# What the exercise asks
From the entries below, pull out each line where "your" appears.

# Given information
··········

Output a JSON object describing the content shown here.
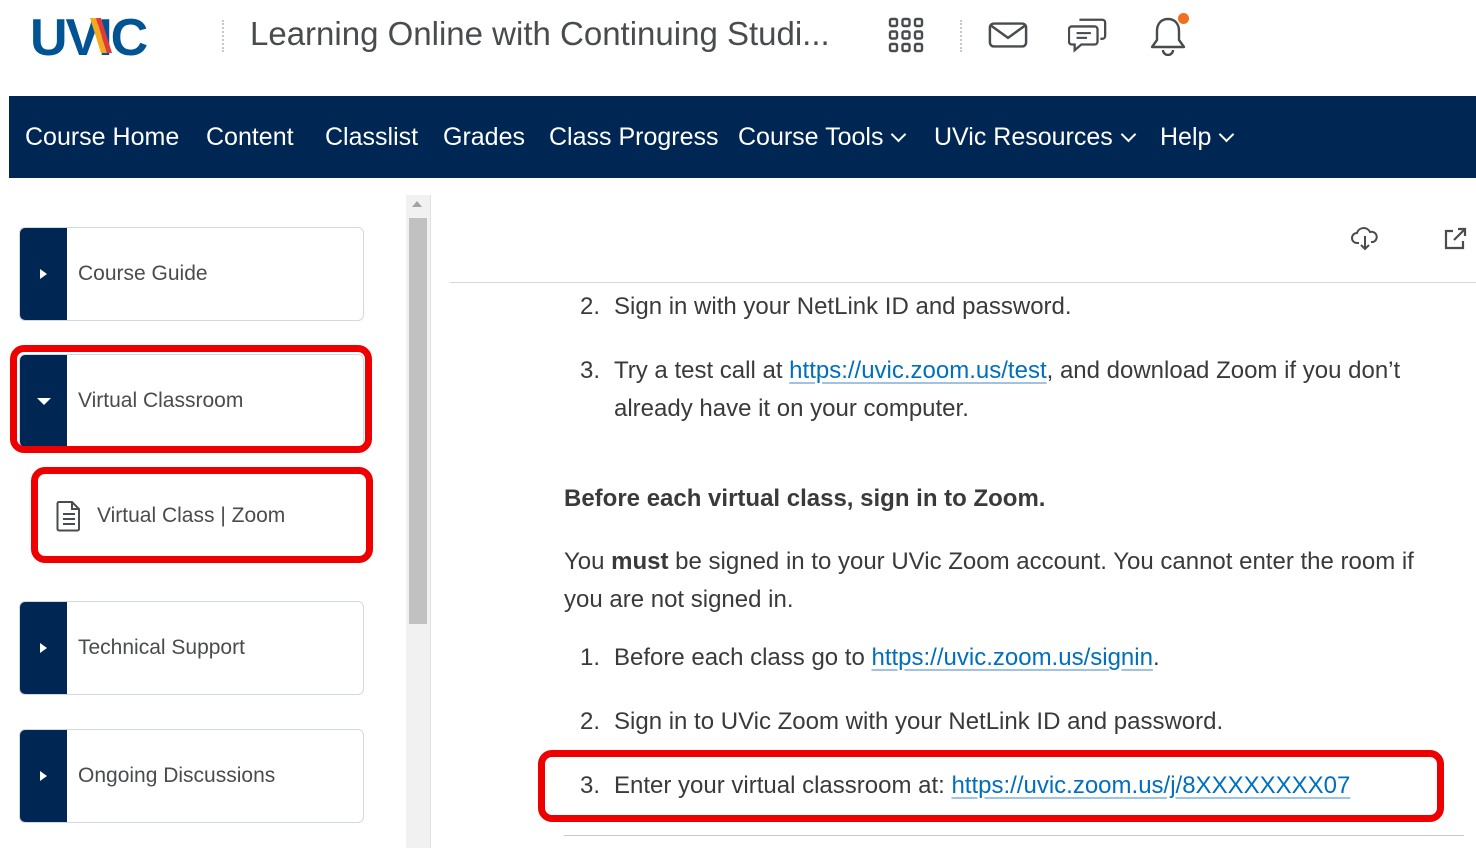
{
  "header": {
    "logo_text": "UVIC",
    "course_title": "Learning Online with Continuing Studi...",
    "icons": [
      "grid-icon",
      "mail-icon",
      "chat-icon",
      "bell-icon"
    ]
  },
  "nav": {
    "items": [
      {
        "label": "Course Home"
      },
      {
        "label": "Content"
      },
      {
        "label": "Classlist"
      },
      {
        "label": "Grades"
      },
      {
        "label": "Class Progress"
      },
      {
        "label": "Course Tools",
        "dropdown": true
      },
      {
        "label": "UVic Resources",
        "dropdown": true
      },
      {
        "label": "Help",
        "dropdown": true
      }
    ]
  },
  "sidebar": {
    "items": [
      {
        "label": "Course Guide",
        "expanded": false
      },
      {
        "label": "Virtual Classroom",
        "expanded": true
      },
      {
        "label": "Virtual Class | Zoom",
        "type": "topic"
      },
      {
        "label": "Technical Support",
        "expanded": false
      },
      {
        "label": "Ongoing Discussions",
        "expanded": false
      }
    ]
  },
  "content": {
    "list1": [
      {
        "num": "2.",
        "text": "Sign in with your NetLink ID and password."
      },
      {
        "num": "3.",
        "pre": "Try a test call at ",
        "link": "https://uvic.zoom.us/test",
        "post": ", and download Zoom if you don’t",
        "line2": "already have it on your computer."
      }
    ],
    "heading": "Before each virtual class, sign in to Zoom.",
    "para": {
      "pre": "You ",
      "strong": "must",
      "post": " be signed in to your UVic Zoom account. You cannot enter the room if",
      "line2": "you are not signed in."
    },
    "list2": [
      {
        "num": "1.",
        "pre": "Before each class go to ",
        "link": "https://uvic.zoom.us/signin",
        "post": "."
      },
      {
        "num": "2.",
        "text": "Sign in to UVic Zoom with your NetLink ID and password."
      },
      {
        "num": "3.",
        "pre": "Enter your virtual classroom at: ",
        "link": "https://uvic.zoom.us/j/8XXXXXXXX07"
      }
    ]
  },
  "colors": {
    "nav_bg": "#002754",
    "link": "#006fbf",
    "highlight": "#ee0000",
    "notification": "#f26f21"
  }
}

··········

# Solution to the exercise
        "text": "Sign in with your NetLink ID and password."
        "line2": "already have it on your computer."
      "post": " be signed in to your UVic Zoom account. You cannot enter the room if",
        "text": "Sign in to UVic Zoom with your NetLink ID and password."
        "pre": "Enter your virtual classroom at: ",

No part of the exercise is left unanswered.